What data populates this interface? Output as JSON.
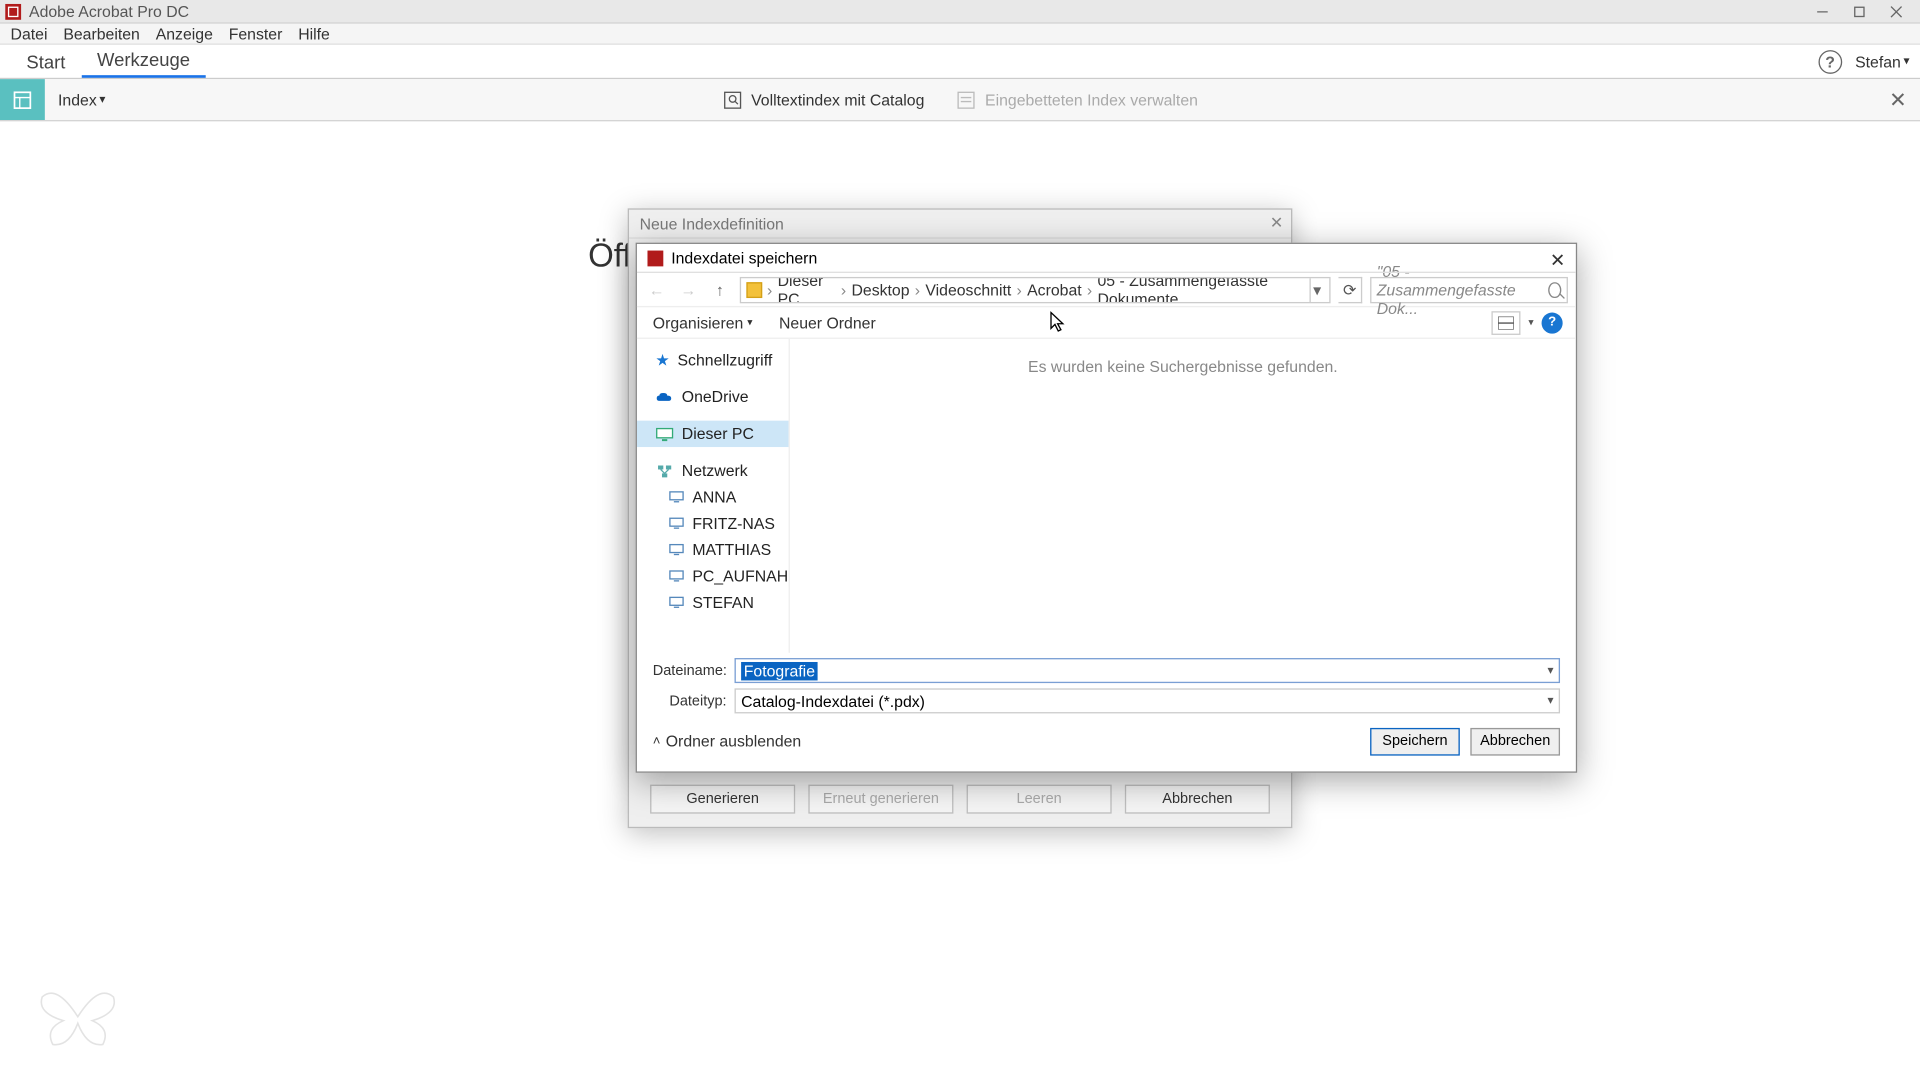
{
  "app": {
    "title": "Adobe Acrobat Pro DC"
  },
  "menubar": [
    "Datei",
    "Bearbeiten",
    "Anzeige",
    "Fenster",
    "Hilfe"
  ],
  "tabs": {
    "start": "Start",
    "tools": "Werkzeuge",
    "user": "Stefan"
  },
  "toolbar": {
    "index_label": "Index",
    "fulltext": "Volltextindex mit Catalog",
    "embedded": "Eingebetteten Index verwalten"
  },
  "bg_text": "Öff",
  "back_dialog": {
    "title": "Neue Indexdefinition",
    "buttons": {
      "generate": "Generieren",
      "regenerate": "Erneut generieren",
      "clear": "Leeren",
      "cancel": "Abbrechen"
    }
  },
  "save_dialog": {
    "title": "Indexdatei speichern",
    "breadcrumb": [
      "Dieser PC",
      "Desktop",
      "Videoschnitt",
      "Acrobat",
      "05 - Zusammengefasste Dokumente"
    ],
    "search_placeholder": "\"05 - Zusammengefasste Dok...",
    "organize": "Organisieren",
    "new_folder": "Neuer Ordner",
    "empty_msg": "Es wurden keine Suchergebnisse gefunden.",
    "tree": {
      "quick": "Schnellzugriff",
      "onedrive": "OneDrive",
      "thispc": "Dieser PC",
      "network": "Netzwerk",
      "hosts": [
        "ANNA",
        "FRITZ-NAS",
        "MATTHIAS",
        "PC_AUFNAHME",
        "STEFAN"
      ]
    },
    "filename_label": "Dateiname:",
    "filetype_label": "Dateityp:",
    "filename_value": "Fotografie",
    "filetype_value": "Catalog-Indexdatei (*.pdx)",
    "hide_folders": "Ordner ausblenden",
    "save": "Speichern",
    "cancel": "Abbrechen"
  }
}
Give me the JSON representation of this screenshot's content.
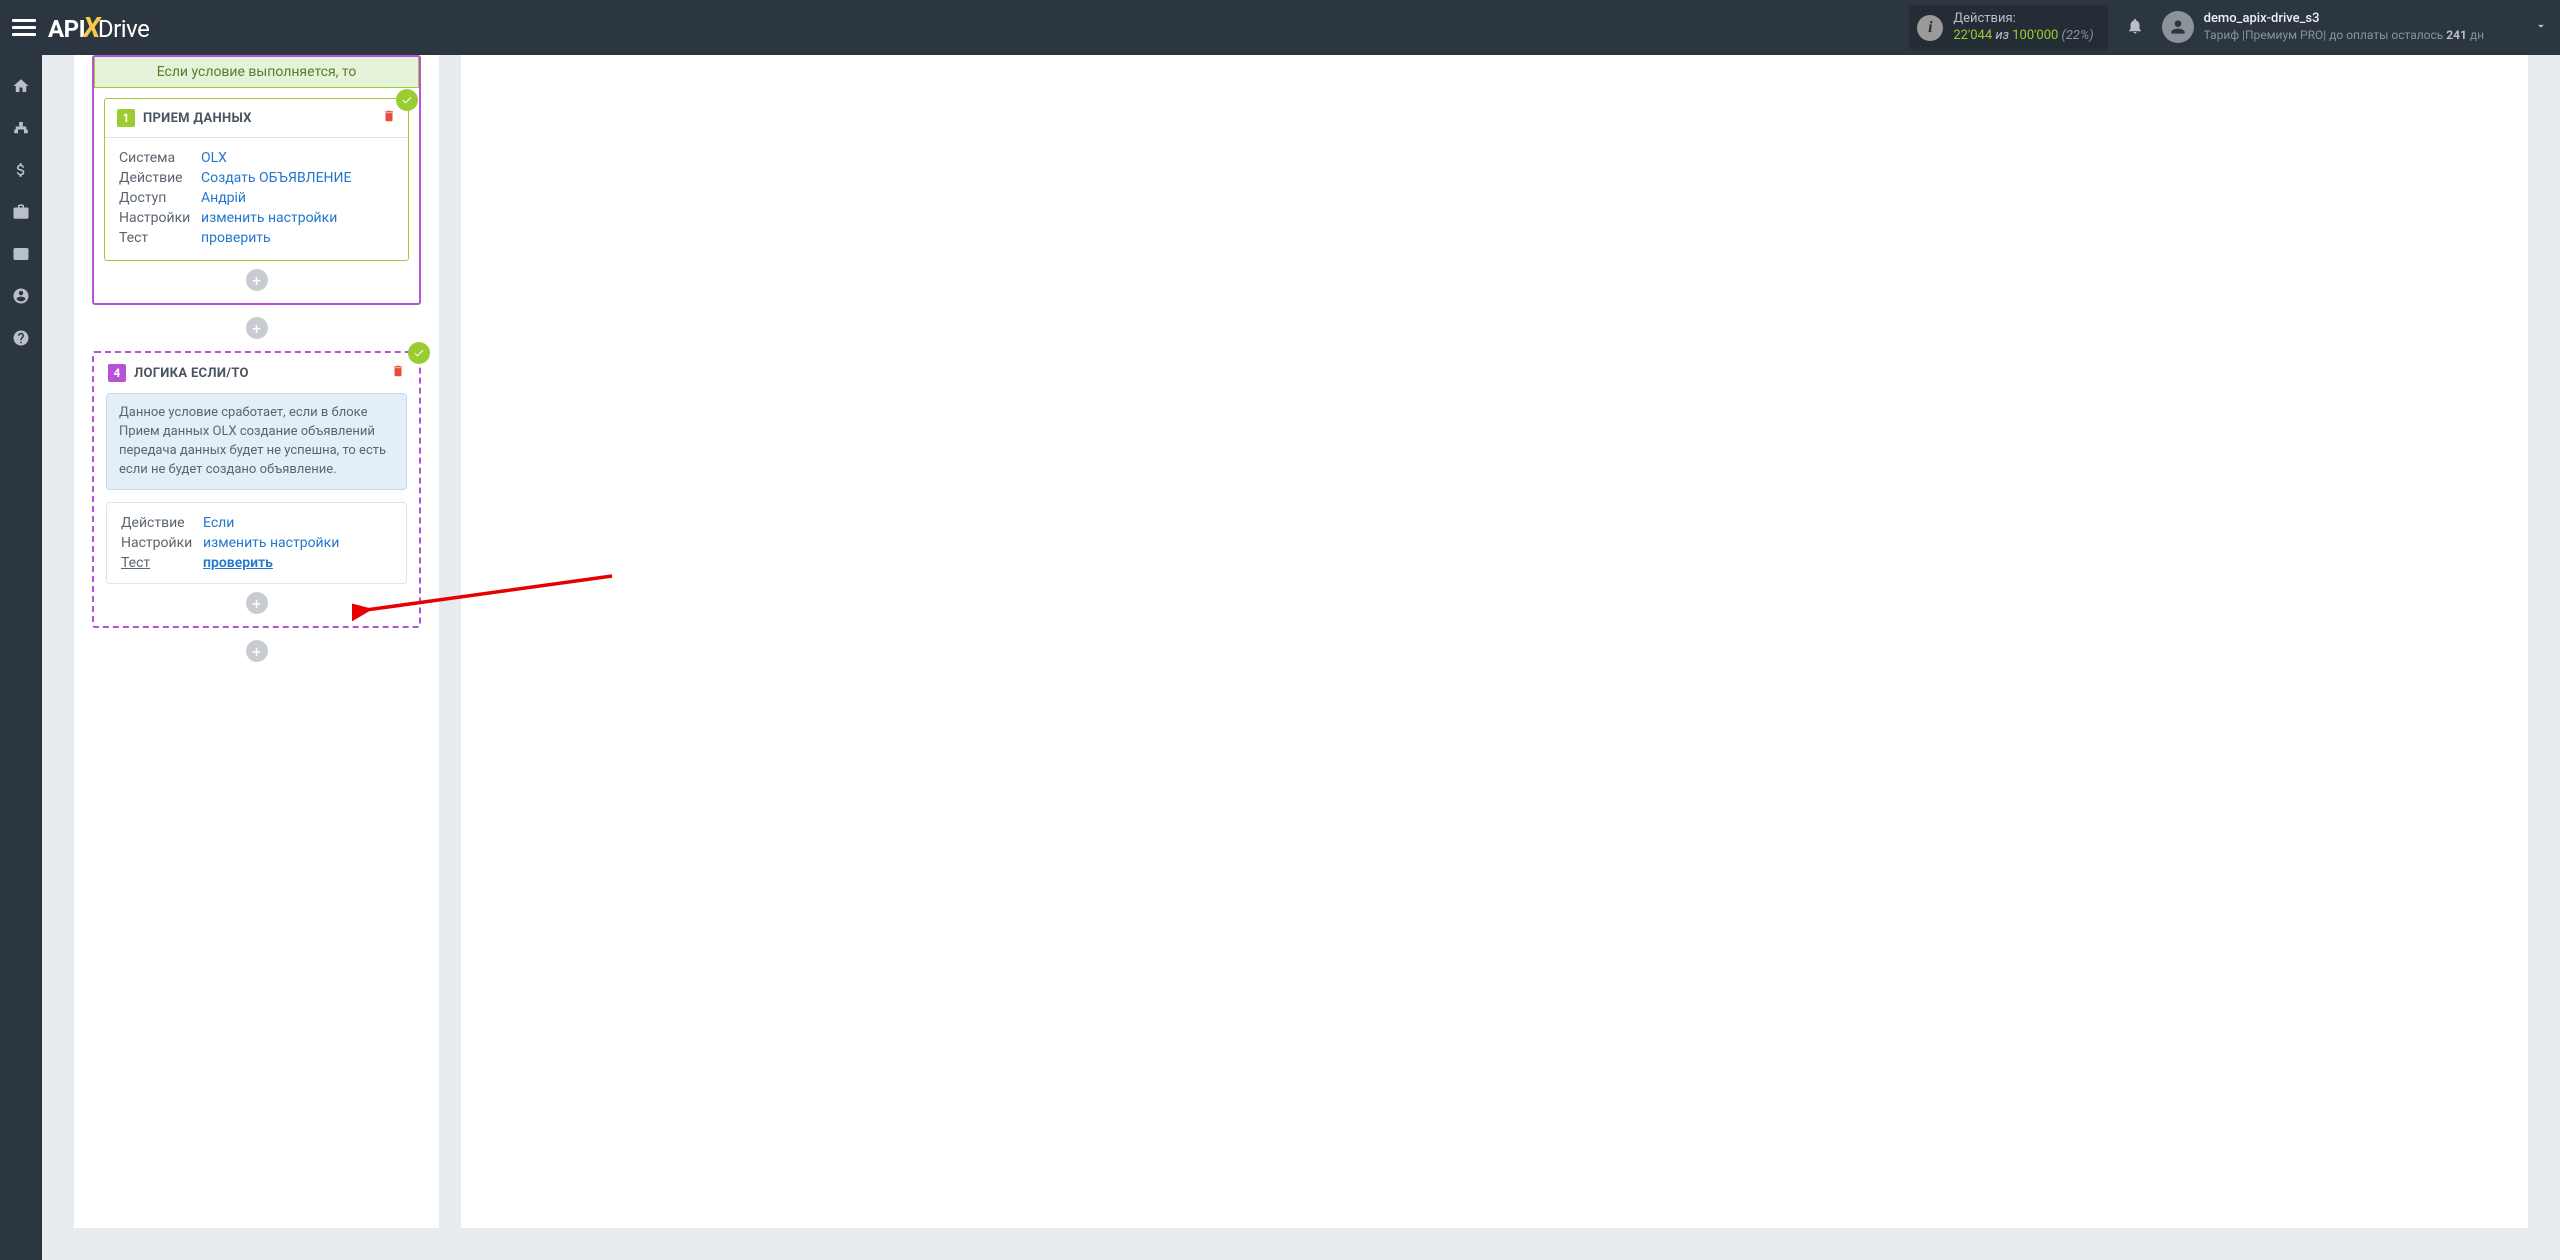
{
  "header": {
    "actions_label": "Действия:",
    "actions_v1": "22'044",
    "actions_iz": " из ",
    "actions_v2": "100'000",
    "actions_pct": " (22%)",
    "user_name": "demo_apix-drive_s3",
    "tariff_prefix": "Тариф |",
    "tariff_name": "Премиум PRO",
    "tariff_mid": "| до оплаты осталось ",
    "tariff_days": "241",
    "tariff_suffix": " дн"
  },
  "cond_header": "Если условие выполняется, то",
  "block1": {
    "num": "1",
    "title": "ПРИЕМ ДАННЫХ",
    "rows": {
      "system_k": "Система",
      "system_v": "OLX",
      "action_k": "Действие",
      "action_v": "Создать ОБЪЯВЛЕНИЕ",
      "access_k": "Доступ",
      "access_v": "Андрій",
      "settings_k": "Настройки",
      "settings_v": "изменить настройки",
      "test_k": "Тест",
      "test_v": "проверить"
    }
  },
  "block4": {
    "num": "4",
    "title": "ЛОГИКА ЕСЛИ/ТО",
    "info": "Данное условие сработает, если в блоке Прием данных OLX создание объявлений передача данных будет не успешна, то есть если не будет создано объявление.",
    "rows": {
      "action_k": "Действие",
      "action_v": "Если",
      "settings_k": "Настройки",
      "settings_v": "изменить настройки",
      "test_k": "Тест",
      "test_v": "проверить"
    }
  }
}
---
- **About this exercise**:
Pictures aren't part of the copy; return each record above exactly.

- **Response box**:
What data populates this interface? Output as JSON.
{
  "app": {
    "title": "Adobe Acrobat Pro DC"
  },
  "menubar": [
    "Datei",
    "Bearbeiten",
    "Anzeige",
    "Fenster",
    "Hilfe"
  ],
  "tabs": {
    "start": "Start",
    "tools": "Werkzeuge",
    "user": "Stefan"
  },
  "toolbar": {
    "index_label": "Index",
    "fulltext": "Volltextindex mit Catalog",
    "embedded": "Eingebetteten Index verwalten"
  },
  "bg_text": "Öff",
  "back_dialog": {
    "title": "Neue Indexdefinition",
    "buttons": {
      "generate": "Generieren",
      "regenerate": "Erneut generieren",
      "clear": "Leeren",
      "cancel": "Abbrechen"
    }
  },
  "save_dialog": {
    "title": "Indexdatei speichern",
    "breadcrumb": [
      "Dieser PC",
      "Desktop",
      "Videoschnitt",
      "Acrobat",
      "05 - Zusammengefasste Dokumente"
    ],
    "search_placeholder": "\"05 - Zusammengefasste Dok...",
    "organize": "Organisieren",
    "new_folder": "Neuer Ordner",
    "empty_msg": "Es wurden keine Suchergebnisse gefunden.",
    "tree": {
      "quick": "Schnellzugriff",
      "onedrive": "OneDrive",
      "thispc": "Dieser PC",
      "network": "Netzwerk",
      "hosts": [
        "ANNA",
        "FRITZ-NAS",
        "MATTHIAS",
        "PC_AUFNAHME",
        "STEFAN"
      ]
    },
    "filename_label": "Dateiname:",
    "filetype_label": "Dateityp:",
    "filename_value": "Fotografie",
    "filetype_value": "Catalog-Indexdatei (*.pdx)",
    "hide_folders": "Ordner ausblenden",
    "save": "Speichern",
    "cancel": "Abbrechen"
  }
}
Give me the JSON representation of this screenshot's content.
{
  "header": {
    "actions_label": "Действия:",
    "actions_v1": "22'044",
    "actions_iz": " из ",
    "actions_v2": "100'000",
    "actions_pct": " (22%)",
    "user_name": "demo_apix-drive_s3",
    "tariff_prefix": "Тариф |",
    "tariff_name": "Премиум PRO",
    "tariff_mid": "| до оплаты осталось ",
    "tariff_days": "241",
    "tariff_suffix": " дн"
  },
  "cond_header": "Если условие выполняется, то",
  "block1": {
    "num": "1",
    "title": "ПРИЕМ ДАННЫХ",
    "rows": {
      "system_k": "Система",
      "system_v": "OLX",
      "action_k": "Действие",
      "action_v": "Создать ОБЪЯВЛЕНИЕ",
      "access_k": "Доступ",
      "access_v": "Андрій",
      "settings_k": "Настройки",
      "settings_v": "изменить настройки",
      "test_k": "Тест",
      "test_v": "проверить"
    }
  },
  "block4": {
    "num": "4",
    "title": "ЛОГИКА ЕСЛИ/ТО",
    "info": "Данное условие сработает, если в блоке Прием данных OLX создание объявлений передача данных будет не успешна, то есть если не будет создано объявление.",
    "rows": {
      "action_k": "Действие",
      "action_v": "Если",
      "settings_k": "Настройки",
      "settings_v": "изменить настройки",
      "test_k": "Тест",
      "test_v": "проверить"
    }
  }
}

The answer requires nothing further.